(Reuters) - Turing Pharmaceuticals, a small company that generated outrage over raising the cost of an old anti-infective drug by more than 5,000 percent, said on Tuesday it would roll back that increase to make sure it remains affordable.
Turing and its Chief Executive Officer Martin Shkreli became the new face of the U.S. drug pricing controversy this week, after the New York Times reported that the company had raised the price of Daraprim, a 62-year-old treatment for a dangerous parasitic infection, to $750 a pill from $13.50 after acquiring it. The medicine once sold for $1 a pill.
The story sparked outrage among patients, medical societies and Democratic presidential front-runner Hillary Clinton, who outlined on Tuesday a proposal to cap skyrocketing prescription drug costs for consumers.
"We've agreed to lower the price of Daraprim to a point that is more affordable and is able to allow the company to make a profit, but a very small profit, and we think these changes will be welcome," Shkreli told ABC World News Tonight. The final cost was still being determined, but would be less than $750 per pill.
Earlier in the day, PhRMA, the pharmaceutical industry's main lobbying group, sought to distance itself from Turing's move, posting on Twitter that the drugmaker "does not represent the values of PhRMA member companies."
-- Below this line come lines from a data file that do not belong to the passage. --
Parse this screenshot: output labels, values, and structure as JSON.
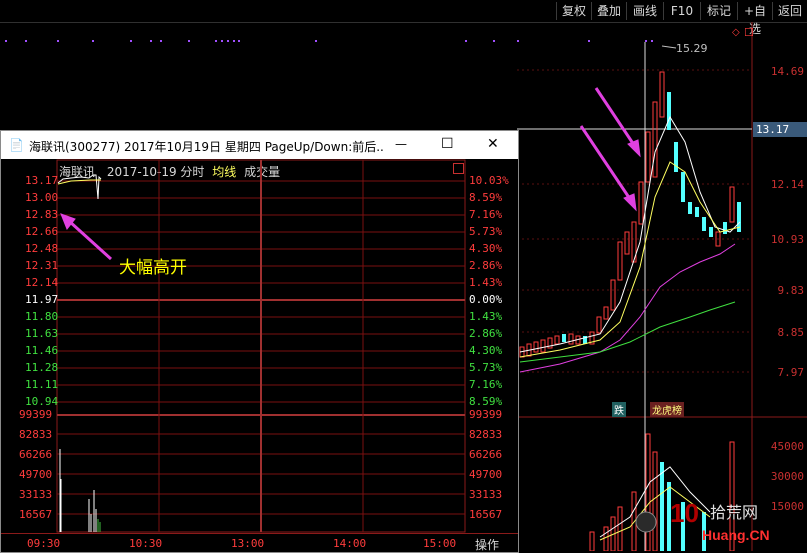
{
  "toolbar": {
    "buttons": [
      "复权",
      "叠加",
      "画线",
      "F10",
      "标记",
      "+自选",
      "返回"
    ]
  },
  "main_chart": {
    "price_ticks": [
      "14.69",
      "13.17",
      "12.14",
      "10.93",
      "9.83",
      "8.85",
      "7.97"
    ],
    "current_price_label": "13.17",
    "high_label": "15.29",
    "volume_ticks": [
      "45000",
      "30000",
      "15000"
    ],
    "event_tags": [
      "跌",
      "龙虎榜"
    ]
  },
  "window": {
    "title": "海联讯(300277) 2017年10月19日 星期四 PageUp/Down:前后...",
    "controls": {
      "minimize": "—",
      "maximize": "☐",
      "close": "✕"
    },
    "header": {
      "name": "海联讯",
      "date": "2017-10-19",
      "mode": "分时",
      "avg_label": "均线",
      "vol_label": "成交量"
    },
    "left_prices": [
      "13.17",
      "13.00",
      "12.83",
      "12.66",
      "12.48",
      "12.31",
      "12.14",
      "11.97",
      "11.80",
      "11.63",
      "11.46",
      "11.28",
      "11.11",
      "10.94"
    ],
    "right_pcts": [
      "10.03%",
      "8.59%",
      "7.16%",
      "5.73%",
      "4.30%",
      "2.86%",
      "1.43%",
      "0.00%",
      "1.43%",
      "2.86%",
      "4.30%",
      "5.73%",
      "7.16%",
      "8.59%"
    ],
    "volume_ticks": [
      "99399",
      "82833",
      "66266",
      "49700",
      "33133",
      "16567"
    ],
    "time_ticks": [
      "09:30",
      "10:30",
      "13:00",
      "14:00",
      "15:00"
    ],
    "ops_label": "操作",
    "annotation": "大幅高开"
  },
  "colors": {
    "up": "#ff3c3c",
    "down": "#54ffff",
    "flat": "#ffffff",
    "grid": "#7a1010",
    "annotation": "#ffff00",
    "arrow": "#e040e0"
  },
  "watermark": "拾荒网 10 Huang.CN"
}
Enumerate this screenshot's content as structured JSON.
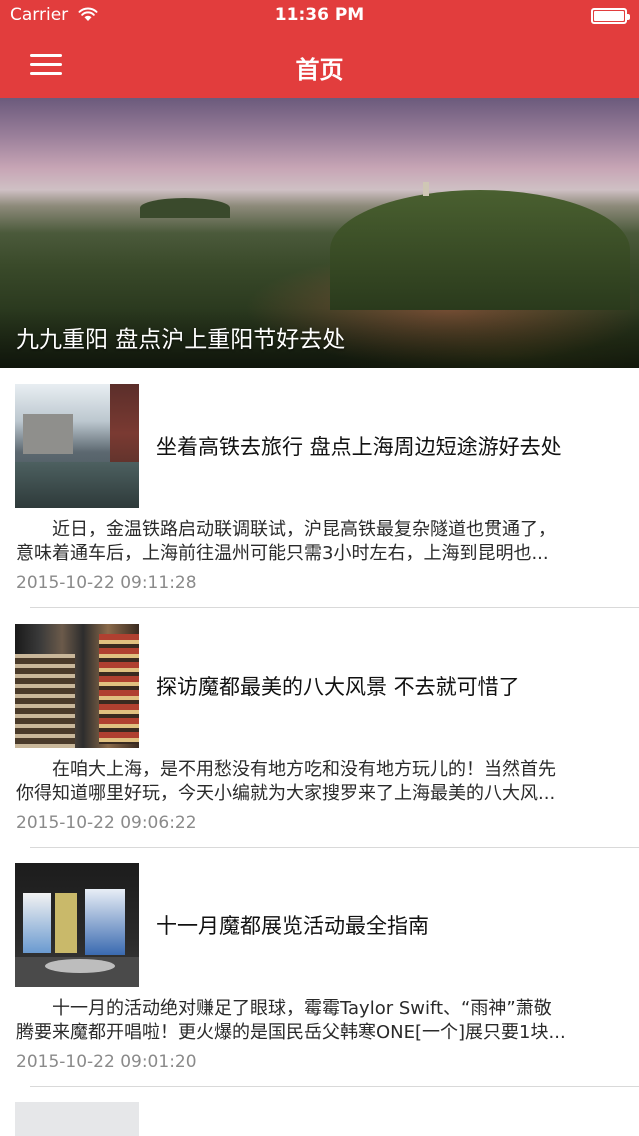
{
  "status_bar": {
    "carrier": "Carrier",
    "time": "11:36 PM",
    "wifi_icon": "wifi-icon",
    "battery_icon": "battery-icon",
    "battery_level": 1.0
  },
  "nav_bar": {
    "title": "首页",
    "menu_icon": "hamburger-menu-icon",
    "color": "#e23d3d"
  },
  "hero": {
    "caption": "九九重阳 盘点沪上重阳节好去处"
  },
  "articles": [
    {
      "title": "坐着高铁去旅行 盘点上海周边短途游好去处",
      "summary_line1": "近日，金温铁路启动联调联试，沪昆高铁最复杂隧道也贯通了，",
      "summary_line2": "意味着通车后，上海前往温州可能只需3小时左右，上海到昆明也...",
      "date": "2015-10-22 09:11:28"
    },
    {
      "title": "探访魔都最美的八大风景 不去就可惜了",
      "summary_line1": "在咱大上海，是不用愁没有地方吃和没有地方玩儿的！当然首先",
      "summary_line2": "你得知道哪里好玩，今天小编就为大家搜罗来了上海最美的八大风...",
      "date": "2015-10-22 09:06:22"
    },
    {
      "title": "十一月魔都展览活动最全指南",
      "summary_line1": "十一月的活动绝对赚足了眼球，霉霉Taylor Swift、“雨神”萧敬",
      "summary_line2": "腾要来魔都开唱啦！更火爆的是国民岳父韩寒ONE[一个]展只要1块...",
      "date": "2015-10-22 09:01:20"
    }
  ]
}
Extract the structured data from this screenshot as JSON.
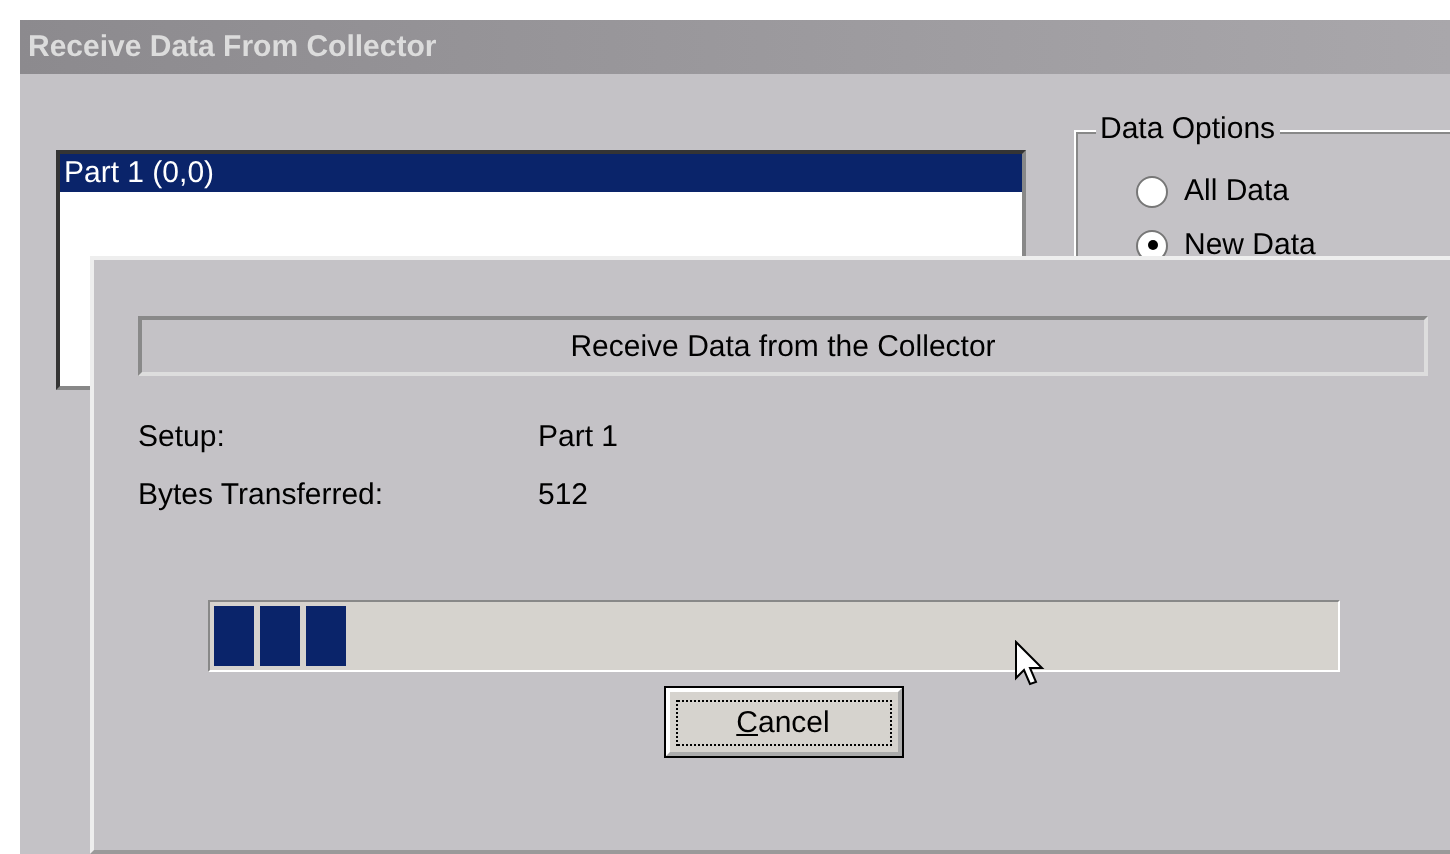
{
  "window": {
    "title": "Receive Data From Collector"
  },
  "list": {
    "items": [
      {
        "label": "Part 1 (0,0)",
        "selected": true
      }
    ]
  },
  "data_options": {
    "title": "Data Options",
    "options": [
      {
        "label": "All Data",
        "selected": false
      },
      {
        "label": "New Data",
        "selected": true
      }
    ]
  },
  "progress_dialog": {
    "heading": "Receive Data from the Collector",
    "fields": [
      {
        "label": "Setup:",
        "value": "Part 1"
      },
      {
        "label": "Bytes Transferred:",
        "value": "512"
      }
    ],
    "progress": {
      "level": 0.12
    },
    "buttons": [
      {
        "label": "Cancel"
      }
    ]
  }
}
Asked for further details, the lobby group noted that Turing is not one of its members, which include global drugmakers such as Merck & Co, Pfizer and Novartis.
"PhRMA members have a long history of drug discovery and innovation that has led to increased longevity and improved lives for millions of patients," the group said in a statement. "Turing Pharmaceutical is not a member of PhRMA and we do not embrace either their recent actions or the conduct of their CEO.”
In an interview on CNBC on Monday, an unapologetic Shkreli said that Daraprim had been priced too low and that his company needed to generate profits that it would spend on new research and development. PhRMA member companies have made similar arguments on the need to price new drugs high enough to ensure that they have enough to cover their R&D investments.
Asked if he would lower the price in response to the furor, Shkreli simply responded, "No."
(This story has been refiled to correct typographical errors in byline)
(Reporting by Bill Berkrot and Caroline Humer in New York, Peter Cooney in Washington)